WHAT TO DO.
Reply only with how many lines in these entries hold the string "views".
+++ THE DATA +++
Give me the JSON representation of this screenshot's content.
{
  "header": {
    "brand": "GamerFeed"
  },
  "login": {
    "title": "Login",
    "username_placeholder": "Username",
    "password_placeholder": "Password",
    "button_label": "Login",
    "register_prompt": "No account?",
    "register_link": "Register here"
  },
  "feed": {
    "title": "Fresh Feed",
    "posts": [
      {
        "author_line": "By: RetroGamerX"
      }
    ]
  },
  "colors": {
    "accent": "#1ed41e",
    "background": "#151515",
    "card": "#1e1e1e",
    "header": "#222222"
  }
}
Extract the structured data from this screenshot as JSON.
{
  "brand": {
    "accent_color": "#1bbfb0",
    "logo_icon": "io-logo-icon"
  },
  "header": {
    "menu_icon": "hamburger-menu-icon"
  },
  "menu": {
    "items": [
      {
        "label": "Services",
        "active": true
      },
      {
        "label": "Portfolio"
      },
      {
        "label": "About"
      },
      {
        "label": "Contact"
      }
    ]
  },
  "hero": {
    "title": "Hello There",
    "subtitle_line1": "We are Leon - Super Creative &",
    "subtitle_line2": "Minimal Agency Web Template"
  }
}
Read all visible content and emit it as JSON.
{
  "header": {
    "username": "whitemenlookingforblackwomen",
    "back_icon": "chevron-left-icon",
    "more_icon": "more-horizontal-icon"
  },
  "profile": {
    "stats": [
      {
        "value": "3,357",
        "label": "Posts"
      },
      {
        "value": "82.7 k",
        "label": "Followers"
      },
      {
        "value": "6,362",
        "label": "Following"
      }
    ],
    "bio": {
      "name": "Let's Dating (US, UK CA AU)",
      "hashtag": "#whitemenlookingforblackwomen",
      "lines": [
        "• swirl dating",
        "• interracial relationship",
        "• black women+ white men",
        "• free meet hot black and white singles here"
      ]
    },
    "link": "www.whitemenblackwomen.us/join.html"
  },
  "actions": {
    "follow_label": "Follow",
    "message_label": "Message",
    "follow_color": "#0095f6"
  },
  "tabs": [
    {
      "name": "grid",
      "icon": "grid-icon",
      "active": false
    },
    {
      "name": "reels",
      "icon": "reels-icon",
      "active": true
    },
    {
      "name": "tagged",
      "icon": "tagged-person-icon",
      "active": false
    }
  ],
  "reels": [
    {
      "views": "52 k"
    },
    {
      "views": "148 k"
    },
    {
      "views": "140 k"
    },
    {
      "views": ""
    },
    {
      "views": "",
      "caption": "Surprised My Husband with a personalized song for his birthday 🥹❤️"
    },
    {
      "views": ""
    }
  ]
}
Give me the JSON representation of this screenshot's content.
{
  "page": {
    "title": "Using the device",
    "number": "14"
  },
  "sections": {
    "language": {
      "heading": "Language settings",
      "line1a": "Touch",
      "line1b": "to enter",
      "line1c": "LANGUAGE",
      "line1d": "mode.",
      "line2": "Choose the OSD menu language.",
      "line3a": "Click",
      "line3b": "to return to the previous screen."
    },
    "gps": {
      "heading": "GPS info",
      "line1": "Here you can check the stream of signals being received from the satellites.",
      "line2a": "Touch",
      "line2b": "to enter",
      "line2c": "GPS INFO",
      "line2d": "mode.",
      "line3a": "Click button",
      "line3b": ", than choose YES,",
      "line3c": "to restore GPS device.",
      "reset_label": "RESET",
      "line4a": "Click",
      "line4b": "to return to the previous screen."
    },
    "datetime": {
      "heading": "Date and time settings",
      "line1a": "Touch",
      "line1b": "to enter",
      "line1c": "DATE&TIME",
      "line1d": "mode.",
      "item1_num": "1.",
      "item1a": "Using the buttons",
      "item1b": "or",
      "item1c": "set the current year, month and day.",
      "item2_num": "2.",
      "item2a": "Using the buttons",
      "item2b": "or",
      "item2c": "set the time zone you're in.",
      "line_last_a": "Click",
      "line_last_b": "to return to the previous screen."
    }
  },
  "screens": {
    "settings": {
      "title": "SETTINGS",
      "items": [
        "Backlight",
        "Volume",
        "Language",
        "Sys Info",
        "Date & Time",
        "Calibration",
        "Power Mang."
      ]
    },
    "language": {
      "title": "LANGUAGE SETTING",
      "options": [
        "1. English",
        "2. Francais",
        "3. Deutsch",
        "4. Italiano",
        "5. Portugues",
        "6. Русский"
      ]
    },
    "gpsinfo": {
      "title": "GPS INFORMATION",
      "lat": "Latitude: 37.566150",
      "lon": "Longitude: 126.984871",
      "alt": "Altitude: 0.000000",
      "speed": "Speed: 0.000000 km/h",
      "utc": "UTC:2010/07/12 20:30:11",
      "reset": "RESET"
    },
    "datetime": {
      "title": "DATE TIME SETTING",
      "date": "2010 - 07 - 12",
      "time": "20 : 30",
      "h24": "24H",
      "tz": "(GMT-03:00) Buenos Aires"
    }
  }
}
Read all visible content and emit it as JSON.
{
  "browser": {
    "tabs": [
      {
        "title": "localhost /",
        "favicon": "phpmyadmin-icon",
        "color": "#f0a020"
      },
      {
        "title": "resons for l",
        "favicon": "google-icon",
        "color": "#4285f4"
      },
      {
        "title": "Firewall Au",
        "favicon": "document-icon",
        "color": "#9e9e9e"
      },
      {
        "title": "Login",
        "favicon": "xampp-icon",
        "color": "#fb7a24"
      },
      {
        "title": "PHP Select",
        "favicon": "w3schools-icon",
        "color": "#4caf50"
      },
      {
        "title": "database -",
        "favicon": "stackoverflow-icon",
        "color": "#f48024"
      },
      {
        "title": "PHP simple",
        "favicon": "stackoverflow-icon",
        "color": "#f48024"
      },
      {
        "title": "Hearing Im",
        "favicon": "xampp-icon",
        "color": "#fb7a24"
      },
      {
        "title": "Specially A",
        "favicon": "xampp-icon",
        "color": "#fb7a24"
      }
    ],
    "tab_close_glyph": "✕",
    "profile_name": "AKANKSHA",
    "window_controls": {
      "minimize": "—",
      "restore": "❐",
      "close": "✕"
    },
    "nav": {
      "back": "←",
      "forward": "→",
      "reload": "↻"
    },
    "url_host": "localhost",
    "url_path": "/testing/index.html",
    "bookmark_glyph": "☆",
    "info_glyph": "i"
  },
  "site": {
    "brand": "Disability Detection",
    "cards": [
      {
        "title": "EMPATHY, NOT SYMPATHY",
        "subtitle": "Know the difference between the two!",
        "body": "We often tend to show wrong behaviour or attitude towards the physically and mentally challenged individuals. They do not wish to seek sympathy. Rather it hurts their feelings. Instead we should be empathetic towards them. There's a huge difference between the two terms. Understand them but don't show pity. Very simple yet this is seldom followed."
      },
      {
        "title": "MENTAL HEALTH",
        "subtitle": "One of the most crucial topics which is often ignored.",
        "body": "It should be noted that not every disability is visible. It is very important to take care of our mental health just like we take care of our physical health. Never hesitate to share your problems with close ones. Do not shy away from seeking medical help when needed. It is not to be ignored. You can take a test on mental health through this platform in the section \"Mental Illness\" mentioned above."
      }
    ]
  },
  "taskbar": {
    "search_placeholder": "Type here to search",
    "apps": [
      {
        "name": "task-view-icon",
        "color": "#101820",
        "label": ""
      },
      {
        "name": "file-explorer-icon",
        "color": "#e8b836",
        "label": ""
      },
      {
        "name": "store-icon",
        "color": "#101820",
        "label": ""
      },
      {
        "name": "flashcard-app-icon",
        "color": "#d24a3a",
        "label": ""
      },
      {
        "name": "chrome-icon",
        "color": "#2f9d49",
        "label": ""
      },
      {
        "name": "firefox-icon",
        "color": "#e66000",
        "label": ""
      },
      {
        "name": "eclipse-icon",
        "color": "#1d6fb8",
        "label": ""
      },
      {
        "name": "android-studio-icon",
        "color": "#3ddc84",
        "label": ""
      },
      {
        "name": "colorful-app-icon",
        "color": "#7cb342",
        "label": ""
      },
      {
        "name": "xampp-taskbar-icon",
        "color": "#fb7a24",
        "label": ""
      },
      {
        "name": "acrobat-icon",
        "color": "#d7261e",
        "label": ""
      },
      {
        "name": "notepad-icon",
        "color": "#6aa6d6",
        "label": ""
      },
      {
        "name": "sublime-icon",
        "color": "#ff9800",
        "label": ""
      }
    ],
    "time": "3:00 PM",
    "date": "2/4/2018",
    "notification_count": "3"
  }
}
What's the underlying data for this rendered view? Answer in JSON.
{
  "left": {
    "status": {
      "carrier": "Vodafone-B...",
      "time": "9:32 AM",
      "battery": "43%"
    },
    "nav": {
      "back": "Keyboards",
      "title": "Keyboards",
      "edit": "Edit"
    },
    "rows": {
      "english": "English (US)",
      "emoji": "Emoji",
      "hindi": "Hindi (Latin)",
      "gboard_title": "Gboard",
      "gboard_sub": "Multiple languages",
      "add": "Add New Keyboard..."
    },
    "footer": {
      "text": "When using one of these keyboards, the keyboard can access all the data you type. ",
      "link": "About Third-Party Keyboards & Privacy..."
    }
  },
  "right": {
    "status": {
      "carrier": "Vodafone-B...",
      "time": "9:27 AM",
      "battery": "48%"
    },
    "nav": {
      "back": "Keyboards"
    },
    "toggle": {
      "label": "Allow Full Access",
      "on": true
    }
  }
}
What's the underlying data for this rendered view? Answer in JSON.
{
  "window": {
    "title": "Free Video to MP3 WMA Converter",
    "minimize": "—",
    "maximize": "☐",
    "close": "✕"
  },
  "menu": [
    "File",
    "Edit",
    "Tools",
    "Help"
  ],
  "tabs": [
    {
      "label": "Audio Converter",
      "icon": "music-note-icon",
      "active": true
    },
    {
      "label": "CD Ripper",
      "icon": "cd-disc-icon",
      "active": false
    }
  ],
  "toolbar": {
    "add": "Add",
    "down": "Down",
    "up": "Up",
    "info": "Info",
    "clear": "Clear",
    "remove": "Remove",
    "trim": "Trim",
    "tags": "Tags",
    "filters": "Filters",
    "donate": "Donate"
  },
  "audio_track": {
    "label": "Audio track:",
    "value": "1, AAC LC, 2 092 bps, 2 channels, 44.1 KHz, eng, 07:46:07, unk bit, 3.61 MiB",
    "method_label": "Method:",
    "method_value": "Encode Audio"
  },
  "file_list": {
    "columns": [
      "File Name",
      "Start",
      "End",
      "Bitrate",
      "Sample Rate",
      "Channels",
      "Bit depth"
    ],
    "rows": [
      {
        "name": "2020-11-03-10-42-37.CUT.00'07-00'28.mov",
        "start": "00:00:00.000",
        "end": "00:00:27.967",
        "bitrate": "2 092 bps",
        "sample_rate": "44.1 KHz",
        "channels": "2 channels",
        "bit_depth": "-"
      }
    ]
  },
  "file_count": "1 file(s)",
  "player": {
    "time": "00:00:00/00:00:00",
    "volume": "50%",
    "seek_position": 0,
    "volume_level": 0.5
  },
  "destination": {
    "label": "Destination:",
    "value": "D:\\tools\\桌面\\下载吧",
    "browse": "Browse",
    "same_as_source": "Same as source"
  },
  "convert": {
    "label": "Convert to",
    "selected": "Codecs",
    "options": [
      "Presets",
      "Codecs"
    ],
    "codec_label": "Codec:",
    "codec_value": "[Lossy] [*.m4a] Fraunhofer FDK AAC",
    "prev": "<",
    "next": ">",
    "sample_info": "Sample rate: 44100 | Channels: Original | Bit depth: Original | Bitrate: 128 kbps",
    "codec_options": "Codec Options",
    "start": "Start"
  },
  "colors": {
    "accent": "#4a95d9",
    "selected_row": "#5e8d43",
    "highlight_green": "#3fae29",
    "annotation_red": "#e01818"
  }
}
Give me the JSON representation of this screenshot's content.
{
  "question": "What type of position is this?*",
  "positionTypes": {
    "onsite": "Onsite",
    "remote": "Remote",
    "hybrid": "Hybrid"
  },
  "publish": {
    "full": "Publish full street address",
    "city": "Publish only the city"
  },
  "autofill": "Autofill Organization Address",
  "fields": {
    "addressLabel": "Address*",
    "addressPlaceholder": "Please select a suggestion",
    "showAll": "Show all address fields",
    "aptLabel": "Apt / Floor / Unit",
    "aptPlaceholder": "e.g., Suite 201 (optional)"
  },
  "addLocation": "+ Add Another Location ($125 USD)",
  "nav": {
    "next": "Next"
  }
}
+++
TASK SOLUTION.
6